With a resume just shy of two hundred different productions under that Black Belt, he tackled every genre imaginable, and it looks like he was willing to try anything to hone his craft. As tends to happen as actors age, John ended up for a time being cast largely as a 'heavy' (or the villain), but I'd argue that's because he knew a thing or two about convincing an audience as to the seriousness of even his wildest machinations, a skill that deserves the depth of cunning only a true actor can capture. Sure, maybe he never played Santa Claus, but that's only because Santa Claus didn't have the skills to take over the world.
Genre fans? Well, buckle up ...
He contributed to such projects in his lifetime as Blood Beast From Outer Space (1965), Queen Of Blood (1966), Irwin Allen's The Time Tunnel, Gene Roddenberry's Planet Earth (1974), Strange New World (1975), The Six Million Dollar Man, The Bionic Woman, TV's Wonder Woman, The Fantastic Journey, Roger Corman's Battle Beyond The Stars (1980), Blood Beach (1980), Prisoners Of The Lost Universe (1983), the afore-mentioned A Nightmare On Elm Street (1984), Hands Of Steel (1986), A Nightmare On Elm Street 3: Dream Warriors (1987), My Mom's A Werewolf (1989), The Ray Bradbury Theater, Monsters, Wes Craven's New Nightmare (1994), From Dusk Till Dawn (1996), Lancelot: Guardian Of Time (1997), and War Wolves (2009).
And his work was not without accolades. Though these were largely bookends to his career (he experienced nominations and wins near the start and toward the end of his professional time), I prefer to think that voters saw his raw potential early on, and -- though they lost sight of him as he built an incredible body of work through the 1970's, 80's, and beyond -- they rediscovered his greatness in his golden years.
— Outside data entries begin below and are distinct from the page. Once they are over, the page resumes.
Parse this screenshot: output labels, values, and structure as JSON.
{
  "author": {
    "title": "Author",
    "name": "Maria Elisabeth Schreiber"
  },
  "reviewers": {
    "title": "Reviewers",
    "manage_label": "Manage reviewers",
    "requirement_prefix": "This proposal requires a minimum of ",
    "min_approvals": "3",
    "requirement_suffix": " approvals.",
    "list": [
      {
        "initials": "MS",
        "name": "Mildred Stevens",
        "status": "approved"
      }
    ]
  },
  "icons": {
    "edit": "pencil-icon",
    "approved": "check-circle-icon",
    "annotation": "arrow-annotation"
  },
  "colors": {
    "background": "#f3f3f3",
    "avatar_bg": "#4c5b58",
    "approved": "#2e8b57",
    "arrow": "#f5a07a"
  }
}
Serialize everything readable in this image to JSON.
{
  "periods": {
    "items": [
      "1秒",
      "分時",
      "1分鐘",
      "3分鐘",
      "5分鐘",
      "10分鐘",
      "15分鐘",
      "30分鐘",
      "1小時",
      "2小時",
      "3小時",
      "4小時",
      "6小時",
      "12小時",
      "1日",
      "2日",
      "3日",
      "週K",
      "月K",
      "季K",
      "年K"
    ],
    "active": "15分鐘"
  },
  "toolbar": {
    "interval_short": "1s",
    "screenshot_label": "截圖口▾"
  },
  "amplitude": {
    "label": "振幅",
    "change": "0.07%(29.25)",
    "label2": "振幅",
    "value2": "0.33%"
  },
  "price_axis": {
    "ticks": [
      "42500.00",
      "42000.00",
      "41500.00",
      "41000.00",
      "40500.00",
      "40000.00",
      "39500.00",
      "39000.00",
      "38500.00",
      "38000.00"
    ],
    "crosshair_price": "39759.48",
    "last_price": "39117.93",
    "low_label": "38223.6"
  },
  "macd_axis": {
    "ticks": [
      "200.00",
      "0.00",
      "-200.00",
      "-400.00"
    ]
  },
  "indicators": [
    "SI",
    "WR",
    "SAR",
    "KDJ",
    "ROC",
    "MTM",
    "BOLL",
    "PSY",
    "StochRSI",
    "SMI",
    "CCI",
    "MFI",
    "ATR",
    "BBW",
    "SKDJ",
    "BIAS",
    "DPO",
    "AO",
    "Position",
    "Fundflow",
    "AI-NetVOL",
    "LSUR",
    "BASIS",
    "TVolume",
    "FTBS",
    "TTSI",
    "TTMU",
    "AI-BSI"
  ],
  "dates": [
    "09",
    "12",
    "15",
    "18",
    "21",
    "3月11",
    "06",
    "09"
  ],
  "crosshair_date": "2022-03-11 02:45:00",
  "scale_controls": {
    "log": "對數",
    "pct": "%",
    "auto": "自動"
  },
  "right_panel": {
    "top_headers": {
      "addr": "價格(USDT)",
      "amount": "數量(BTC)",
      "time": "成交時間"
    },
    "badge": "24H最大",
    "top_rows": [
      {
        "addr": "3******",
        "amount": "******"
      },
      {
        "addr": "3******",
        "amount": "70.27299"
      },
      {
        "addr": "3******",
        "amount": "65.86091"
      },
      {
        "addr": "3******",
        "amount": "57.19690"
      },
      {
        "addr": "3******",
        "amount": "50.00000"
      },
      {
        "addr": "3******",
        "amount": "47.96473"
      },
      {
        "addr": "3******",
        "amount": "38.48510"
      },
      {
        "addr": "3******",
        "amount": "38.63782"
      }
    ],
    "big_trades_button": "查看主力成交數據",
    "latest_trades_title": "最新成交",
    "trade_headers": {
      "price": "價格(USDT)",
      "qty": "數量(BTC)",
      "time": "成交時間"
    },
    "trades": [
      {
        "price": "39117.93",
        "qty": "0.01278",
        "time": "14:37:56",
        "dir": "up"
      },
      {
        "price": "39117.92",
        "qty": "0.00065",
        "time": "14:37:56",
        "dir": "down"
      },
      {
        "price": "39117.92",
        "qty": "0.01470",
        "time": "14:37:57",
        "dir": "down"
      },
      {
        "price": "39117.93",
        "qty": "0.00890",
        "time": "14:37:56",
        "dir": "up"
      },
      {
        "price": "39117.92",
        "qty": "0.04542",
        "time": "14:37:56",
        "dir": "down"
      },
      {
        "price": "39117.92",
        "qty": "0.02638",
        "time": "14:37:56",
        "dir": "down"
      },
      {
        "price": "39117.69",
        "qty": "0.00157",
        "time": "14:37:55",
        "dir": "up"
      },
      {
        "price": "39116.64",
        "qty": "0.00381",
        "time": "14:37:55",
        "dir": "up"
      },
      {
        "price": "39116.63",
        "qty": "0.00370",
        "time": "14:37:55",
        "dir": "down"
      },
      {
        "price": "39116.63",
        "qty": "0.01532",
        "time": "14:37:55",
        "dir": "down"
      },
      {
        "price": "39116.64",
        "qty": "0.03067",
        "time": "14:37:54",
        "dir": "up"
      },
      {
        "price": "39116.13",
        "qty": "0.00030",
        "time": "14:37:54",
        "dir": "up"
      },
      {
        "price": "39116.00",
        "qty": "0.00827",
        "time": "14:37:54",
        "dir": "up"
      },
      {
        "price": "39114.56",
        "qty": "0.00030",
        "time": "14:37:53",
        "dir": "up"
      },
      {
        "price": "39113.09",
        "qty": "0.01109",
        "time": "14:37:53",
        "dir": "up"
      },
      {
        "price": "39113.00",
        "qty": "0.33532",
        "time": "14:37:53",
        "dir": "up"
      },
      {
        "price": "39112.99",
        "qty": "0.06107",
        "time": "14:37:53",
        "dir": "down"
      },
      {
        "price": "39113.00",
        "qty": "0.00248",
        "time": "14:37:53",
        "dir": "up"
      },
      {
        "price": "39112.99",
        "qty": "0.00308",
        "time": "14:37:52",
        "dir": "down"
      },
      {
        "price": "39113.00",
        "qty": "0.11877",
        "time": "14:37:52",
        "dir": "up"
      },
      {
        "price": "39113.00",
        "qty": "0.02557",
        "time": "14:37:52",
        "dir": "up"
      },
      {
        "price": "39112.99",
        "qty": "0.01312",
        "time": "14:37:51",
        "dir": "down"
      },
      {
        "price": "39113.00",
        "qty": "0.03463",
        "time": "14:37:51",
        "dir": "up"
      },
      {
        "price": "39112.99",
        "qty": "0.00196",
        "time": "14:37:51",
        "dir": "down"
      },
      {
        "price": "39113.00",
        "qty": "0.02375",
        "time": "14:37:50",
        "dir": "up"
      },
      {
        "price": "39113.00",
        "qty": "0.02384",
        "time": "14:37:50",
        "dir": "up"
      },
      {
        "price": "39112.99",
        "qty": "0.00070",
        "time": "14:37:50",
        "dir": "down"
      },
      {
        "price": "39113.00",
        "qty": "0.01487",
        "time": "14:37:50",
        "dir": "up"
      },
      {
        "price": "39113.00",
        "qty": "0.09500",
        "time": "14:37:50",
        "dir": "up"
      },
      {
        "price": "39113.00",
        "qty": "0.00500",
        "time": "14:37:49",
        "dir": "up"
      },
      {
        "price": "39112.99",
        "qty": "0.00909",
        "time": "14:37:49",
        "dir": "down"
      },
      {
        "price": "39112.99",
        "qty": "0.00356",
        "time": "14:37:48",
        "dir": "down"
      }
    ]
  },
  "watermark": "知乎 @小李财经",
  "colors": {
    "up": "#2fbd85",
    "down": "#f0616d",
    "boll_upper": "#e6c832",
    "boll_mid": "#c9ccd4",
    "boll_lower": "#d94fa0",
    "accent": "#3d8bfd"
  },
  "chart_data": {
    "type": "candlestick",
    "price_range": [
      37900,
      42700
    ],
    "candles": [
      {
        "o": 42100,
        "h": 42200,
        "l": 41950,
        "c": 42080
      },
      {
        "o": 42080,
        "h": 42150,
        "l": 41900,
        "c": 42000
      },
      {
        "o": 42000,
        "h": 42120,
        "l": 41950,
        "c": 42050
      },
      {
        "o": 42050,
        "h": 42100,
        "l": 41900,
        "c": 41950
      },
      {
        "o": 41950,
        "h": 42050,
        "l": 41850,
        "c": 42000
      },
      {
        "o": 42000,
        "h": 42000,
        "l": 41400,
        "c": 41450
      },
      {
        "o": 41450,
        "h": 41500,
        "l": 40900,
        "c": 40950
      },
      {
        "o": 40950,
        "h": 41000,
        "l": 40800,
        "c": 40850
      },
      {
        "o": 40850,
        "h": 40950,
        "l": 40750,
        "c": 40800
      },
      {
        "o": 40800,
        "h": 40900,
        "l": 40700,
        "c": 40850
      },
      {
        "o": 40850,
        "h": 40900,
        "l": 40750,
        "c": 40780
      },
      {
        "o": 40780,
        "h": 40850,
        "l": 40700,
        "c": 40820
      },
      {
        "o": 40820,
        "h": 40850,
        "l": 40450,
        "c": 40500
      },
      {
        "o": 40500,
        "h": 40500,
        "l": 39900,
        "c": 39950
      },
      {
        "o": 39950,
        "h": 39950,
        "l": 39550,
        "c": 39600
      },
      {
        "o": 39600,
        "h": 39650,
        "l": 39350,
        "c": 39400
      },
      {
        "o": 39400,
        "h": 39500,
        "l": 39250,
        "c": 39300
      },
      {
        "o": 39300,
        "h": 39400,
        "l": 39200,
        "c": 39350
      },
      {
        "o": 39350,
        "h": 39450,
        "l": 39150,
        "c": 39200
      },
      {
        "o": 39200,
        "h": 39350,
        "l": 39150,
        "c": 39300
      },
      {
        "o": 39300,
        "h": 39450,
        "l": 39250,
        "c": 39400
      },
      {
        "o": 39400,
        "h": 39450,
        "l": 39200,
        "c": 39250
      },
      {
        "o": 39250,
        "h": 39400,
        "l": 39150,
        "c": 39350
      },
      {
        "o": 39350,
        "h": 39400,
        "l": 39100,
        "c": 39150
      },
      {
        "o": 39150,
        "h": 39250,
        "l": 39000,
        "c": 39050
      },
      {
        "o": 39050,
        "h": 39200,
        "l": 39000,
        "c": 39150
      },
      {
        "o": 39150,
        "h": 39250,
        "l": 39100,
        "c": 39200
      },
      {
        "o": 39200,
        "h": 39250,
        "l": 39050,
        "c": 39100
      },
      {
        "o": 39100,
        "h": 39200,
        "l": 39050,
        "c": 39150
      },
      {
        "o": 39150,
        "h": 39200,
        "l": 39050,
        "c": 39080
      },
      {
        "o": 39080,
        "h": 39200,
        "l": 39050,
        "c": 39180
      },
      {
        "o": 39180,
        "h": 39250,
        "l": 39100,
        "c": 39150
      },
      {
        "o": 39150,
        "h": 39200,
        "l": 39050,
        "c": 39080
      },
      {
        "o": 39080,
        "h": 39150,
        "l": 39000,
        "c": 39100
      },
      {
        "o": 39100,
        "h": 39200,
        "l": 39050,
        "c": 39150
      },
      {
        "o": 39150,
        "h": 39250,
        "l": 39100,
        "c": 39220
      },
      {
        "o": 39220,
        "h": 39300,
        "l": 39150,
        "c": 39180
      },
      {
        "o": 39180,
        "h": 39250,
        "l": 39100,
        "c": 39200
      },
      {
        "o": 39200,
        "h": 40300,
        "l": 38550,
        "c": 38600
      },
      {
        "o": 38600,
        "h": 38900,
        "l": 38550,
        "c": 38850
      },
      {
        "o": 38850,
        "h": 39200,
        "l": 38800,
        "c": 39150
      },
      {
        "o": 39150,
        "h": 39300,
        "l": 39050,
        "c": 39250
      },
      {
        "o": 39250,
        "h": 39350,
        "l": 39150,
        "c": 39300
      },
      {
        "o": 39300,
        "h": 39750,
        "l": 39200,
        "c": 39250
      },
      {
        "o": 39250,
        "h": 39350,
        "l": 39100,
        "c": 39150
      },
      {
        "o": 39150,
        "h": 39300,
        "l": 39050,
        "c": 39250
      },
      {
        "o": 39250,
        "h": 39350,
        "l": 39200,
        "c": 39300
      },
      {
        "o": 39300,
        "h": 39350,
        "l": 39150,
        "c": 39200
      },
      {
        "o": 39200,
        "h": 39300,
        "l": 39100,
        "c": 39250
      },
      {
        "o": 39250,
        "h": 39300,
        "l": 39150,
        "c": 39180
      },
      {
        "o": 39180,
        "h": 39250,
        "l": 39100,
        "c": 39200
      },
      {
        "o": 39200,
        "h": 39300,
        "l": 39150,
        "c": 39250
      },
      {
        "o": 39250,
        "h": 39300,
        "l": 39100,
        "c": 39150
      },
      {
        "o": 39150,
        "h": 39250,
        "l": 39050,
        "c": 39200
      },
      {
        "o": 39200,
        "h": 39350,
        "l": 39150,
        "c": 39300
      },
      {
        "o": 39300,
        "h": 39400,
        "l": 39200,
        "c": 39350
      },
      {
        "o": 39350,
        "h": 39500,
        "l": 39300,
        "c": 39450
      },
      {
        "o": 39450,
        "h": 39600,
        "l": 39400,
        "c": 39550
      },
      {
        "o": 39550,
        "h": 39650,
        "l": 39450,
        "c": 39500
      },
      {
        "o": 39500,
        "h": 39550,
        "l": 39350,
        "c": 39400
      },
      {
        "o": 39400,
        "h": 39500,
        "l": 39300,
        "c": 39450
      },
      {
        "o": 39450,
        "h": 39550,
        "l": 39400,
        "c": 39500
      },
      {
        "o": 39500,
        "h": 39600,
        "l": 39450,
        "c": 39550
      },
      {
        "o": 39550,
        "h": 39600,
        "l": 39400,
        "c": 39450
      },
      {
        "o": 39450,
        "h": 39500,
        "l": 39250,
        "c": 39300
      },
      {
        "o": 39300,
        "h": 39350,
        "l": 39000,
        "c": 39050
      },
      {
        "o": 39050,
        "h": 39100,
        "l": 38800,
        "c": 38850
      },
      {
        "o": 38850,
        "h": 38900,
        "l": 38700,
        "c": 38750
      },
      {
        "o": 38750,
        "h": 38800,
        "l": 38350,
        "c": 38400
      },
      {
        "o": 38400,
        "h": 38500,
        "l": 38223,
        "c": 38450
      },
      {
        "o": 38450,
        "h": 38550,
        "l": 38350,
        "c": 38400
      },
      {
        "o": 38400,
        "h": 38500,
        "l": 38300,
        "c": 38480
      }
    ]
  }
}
Alas, none of us last forever, but we'll always have film to remember him by.
As always, thanks for reading ... and may he rest in peace.